In many cases, the workers grow accustomed to having high incomes, and begin spending more of that money that they probably should. They develop an expectation of a level of affluence beyond anyone'sability to sustain once the industry they work in inevitable moves on. They buy houses, they have children, they settle in permanently for the rest of their lives, not realizing that their entire lifestyle is tenuous. In their minds, the reward for their hand work doing awful jobs is supposed to be wealth and stability, and when those both inevitably disappear, they suddenly feel lost and robbed.

There are strong parallels to aspiring actors in Hollywood landing their first high paying jobs, and to up and coming musicians signing on to record labels. You hear all sorts of stories about people who work themselves into the ground because they're being offered very attractive wages, but they fail to realize those wages won't always be there for them, and they don't save and carefully manage their money, but rather spend it almost as fast as they can earn it.

The problem is one of overreliance on the goose that lays the golden egg, and a lack of diversification and planning for the future. Janesville propped itself up on a crutch, and never gave thought to how it would limp along once that crutch inevitably snapped in half.

Barring some great revelation on how to prevent this sort of thing from happening in the first place, I believe the only solution is government intervention after the fact. Retraining is definitely a step in the right direction, but there also needs to be a system of relocation. The government needs to be willing to help these people move elsewhere, to follow the jobs.

When a mine dries up, the mine companies leave town, because why wouldn't they? Realistically, shouldn't the mine workers leave too? And when advances in technology render a particular job or even and entire industry obsolete, the corporations manage to adapt and move on to new field. Shouldn't their employees do the same?

We need to have a system in place to deal with these problems. Those houses no one can manage to sell because they're in a now-deceased boom town? The government either needs to prevent people from building them and wasting their money on buying them, or they need to help people liquidate them after the fact.

Maybe we need to put floors or ceiling on the sale values of homes in boom towns, based on conservative government estimates of the longterm viability of the local economy. Because the actual people working in the mines and factories have to live somewhere, leaving it in private hands only seems to encourage exploitation and ripping people off. When the boom is happening, the demand for housing is high, and people end up paying through the nose for a place to live. When the boom ends, the demand plummets, and the houses are suddenly worthless. It's untenable.

Alternatively, maybe the government should just buy back the houses for some reasonable percentage of their sale price.

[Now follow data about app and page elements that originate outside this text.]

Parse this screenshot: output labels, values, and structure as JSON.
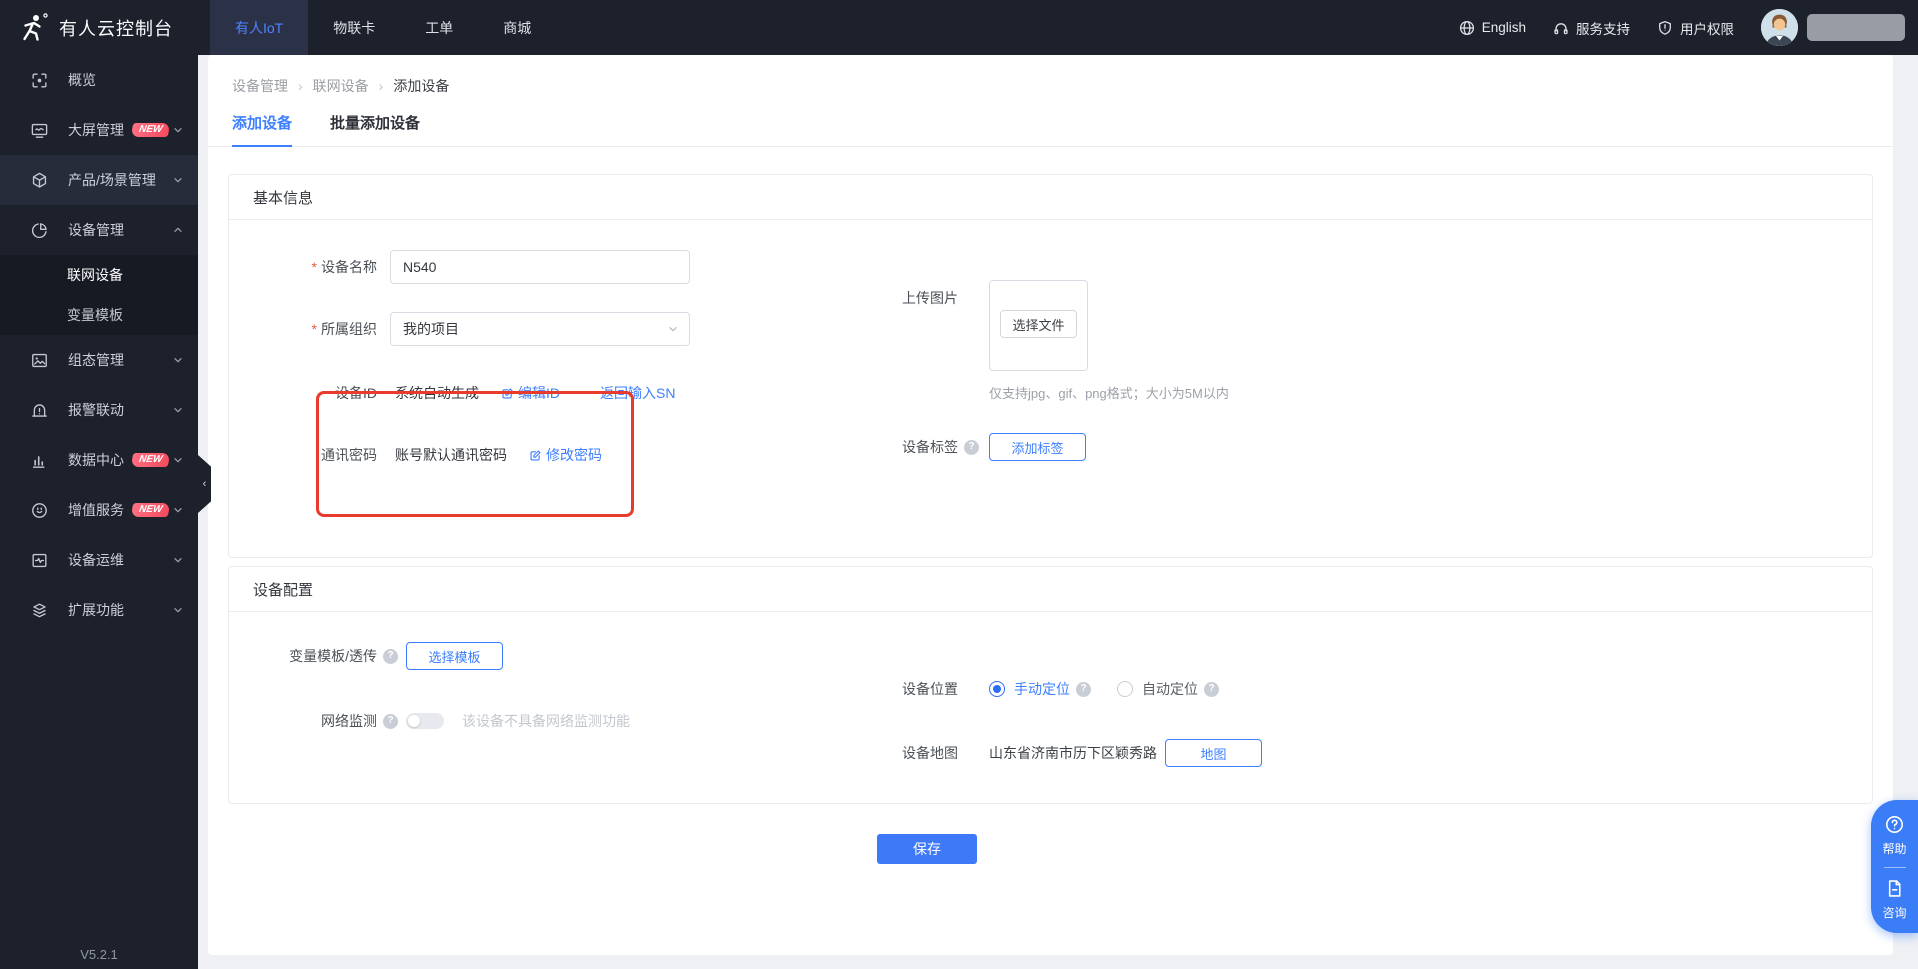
{
  "topbar": {
    "logo_text": "有人云控制台",
    "tabs": [
      {
        "label": "有人IoT",
        "active": true
      },
      {
        "label": "物联卡",
        "active": false
      },
      {
        "label": "工单",
        "active": false
      },
      {
        "label": "商城",
        "active": false
      }
    ],
    "right": {
      "language": "English",
      "support": "服务支持",
      "permissions": "用户权限"
    }
  },
  "sidebar": {
    "badge": "NEW",
    "items": [
      {
        "icon": "overview-icon",
        "label": "概览"
      },
      {
        "icon": "screen-icon",
        "label": "大屏管理",
        "badge": true
      },
      {
        "icon": "cube-icon",
        "label": "产品/场景管理"
      },
      {
        "icon": "pie-icon",
        "label": "设备管理",
        "expanded": true,
        "children": [
          {
            "label": "联网设备",
            "active": true
          },
          {
            "label": "变量模板",
            "active": false
          }
        ]
      },
      {
        "icon": "image-icon",
        "label": "组态管理"
      },
      {
        "icon": "alarm-icon",
        "label": "报警联动"
      },
      {
        "icon": "bar-chart-icon",
        "label": "数据中心",
        "badge": true
      },
      {
        "icon": "value-added-icon",
        "label": "增值服务",
        "badge": true
      },
      {
        "icon": "ops-monitor-icon",
        "label": "设备运维"
      },
      {
        "icon": "layers-icon",
        "label": "扩展功能"
      }
    ],
    "version": "V5.2.1"
  },
  "breadcrumb": {
    "items": [
      "设备管理",
      "联网设备",
      "添加设备"
    ]
  },
  "page_tabs": [
    {
      "label": "添加设备",
      "active": true
    },
    {
      "label": "批量添加设备",
      "active": false
    }
  ],
  "basic_info": {
    "title": "基本信息",
    "device_name": {
      "label": "设备名称",
      "value": "N540",
      "required": true
    },
    "organization": {
      "label": "所属组织",
      "value": "我的项目",
      "required": true
    },
    "device_id": {
      "label": "设备ID",
      "value": "系统自动生成",
      "edit_link": "编辑ID",
      "sn_link": "返回输入SN"
    },
    "comm_password": {
      "label": "通讯密码",
      "value": "账号默认通讯密码",
      "edit_link": "修改密码"
    },
    "upload": {
      "label": "上传图片",
      "button": "选择文件",
      "hint": "仅支持jpg、gif、png格式；大小为5M以内"
    },
    "tags": {
      "label": "设备标签",
      "button": "添加标签"
    }
  },
  "device_config": {
    "title": "设备配置",
    "template": {
      "label": "变量模板/透传",
      "button": "选择模板"
    },
    "network": {
      "label": "网络监测",
      "toggle_on": false,
      "note": "该设备不具备网络监测功能"
    },
    "location": {
      "label": "设备位置",
      "options": [
        {
          "label": "手动定位",
          "selected": true
        },
        {
          "label": "自动定位",
          "selected": false
        }
      ]
    },
    "map": {
      "label": "设备地图",
      "address": "山东省济南市历下区颖秀路",
      "button": "地图"
    }
  },
  "save_label": "保存",
  "float_widget": {
    "help": "帮助",
    "consult": "咨询"
  },
  "colors": {
    "topbar_bg": "#1d212c",
    "accent_blue": "#3d7fff",
    "save_blue": "#3e79f7",
    "annotation_red": "#e93a2e",
    "badge_gradient_start": "#ff7183",
    "badge_gradient_end": "#f34a5e",
    "content_bg": "#eef0f4"
  }
}
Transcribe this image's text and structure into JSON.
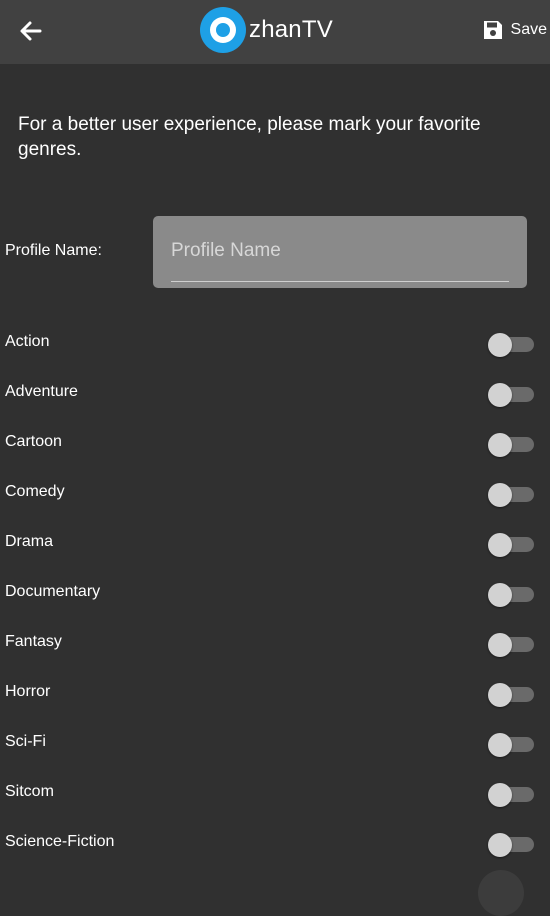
{
  "appbar": {
    "logo_text": "zhanTV",
    "save_label": "Save"
  },
  "intro_text": "For a better user experience, please mark your favorite genres.",
  "profile": {
    "label": "Profile Name:",
    "placeholder": "Profile Name",
    "value": ""
  },
  "genres": [
    {
      "label": "Action",
      "enabled": false
    },
    {
      "label": "Adventure",
      "enabled": false
    },
    {
      "label": "Cartoon",
      "enabled": false
    },
    {
      "label": "Comedy",
      "enabled": false
    },
    {
      "label": "Drama",
      "enabled": false
    },
    {
      "label": "Documentary",
      "enabled": false
    },
    {
      "label": "Fantasy",
      "enabled": false
    },
    {
      "label": "Horror",
      "enabled": false
    },
    {
      "label": "Sci-Fi",
      "enabled": false
    },
    {
      "label": "Sitcom",
      "enabled": false
    },
    {
      "label": "Science-Fiction",
      "enabled": false
    }
  ],
  "icons": {
    "back": "arrow-left-icon",
    "save": "floppy-disk-icon",
    "logo": "zhantv-logo"
  },
  "colors": {
    "background": "#303030",
    "appbar": "#414141",
    "logo_blue": "#1ea0e6",
    "field": "#8a8a8a"
  }
}
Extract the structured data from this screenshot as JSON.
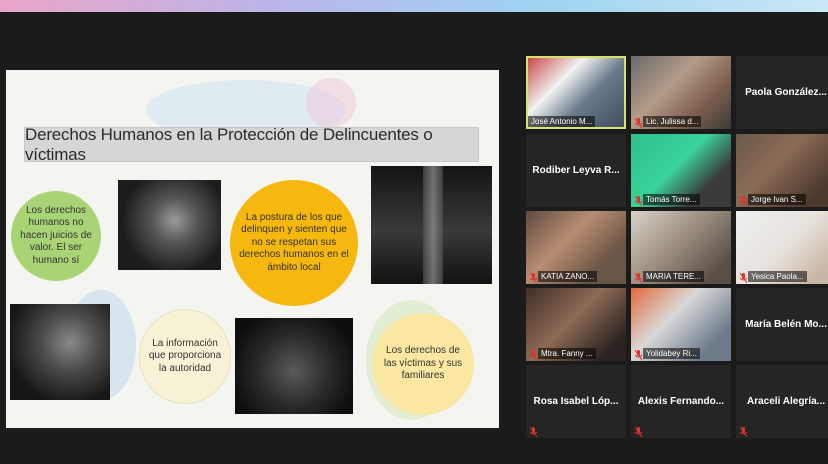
{
  "slide": {
    "title": "Derechos Humanos en la Protección de Delincuentes o víctimas",
    "bubble_left_top": "Los derechos humanos no hacen juicios de valor. El ser humano sí",
    "bubble_center_orange": "La postura de los que delinquen y sienten que no se respetan sus derechos humanos en el ámbito local",
    "bubble_left_bottom": "La información que proporciona la autoridad",
    "bubble_right_bottom": "Los derechos de las víctimas y sus familiares"
  },
  "participants": [
    {
      "name": "José Antonio M...",
      "video": true,
      "active": true
    },
    {
      "name": "Lic. Julissa d...",
      "video": true
    },
    {
      "name": "Paola González...",
      "video": false
    },
    {
      "name": "Rodiber Leyva R...",
      "video": false
    },
    {
      "name": "Tomás Torre...",
      "video": true
    },
    {
      "name": "Jorge Ivan S...",
      "video": true
    },
    {
      "name": "KATIA ZANO...",
      "video": true
    },
    {
      "name": "MARIA TERE...",
      "video": true
    },
    {
      "name": "Yesica Paola...",
      "video": true
    },
    {
      "name": "Mtra. Fanny ...",
      "video": true
    },
    {
      "name": "Yolidabey Ri...",
      "video": true
    },
    {
      "name": "María Belén Mo...",
      "video": false
    },
    {
      "name": "Rosa Isabel Lóp...",
      "video": false
    },
    {
      "name": "Alexis Fernando...",
      "video": false
    },
    {
      "name": "Araceli Alegría...",
      "video": false
    }
  ],
  "colors": {
    "muted_icon": "#e0332d",
    "active_border": "#d6e26a"
  }
}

The point is, the boom and bust cycles we keep seeing need to have some sort of organized response designed to help the people caught in between. They need to not only be retrained, but relocated and reemployed. And we probably should do more in the way of preventative measures, educating people about the dangers of settling down to start a life when you work in a business without longterm prospects for stability and economic viability.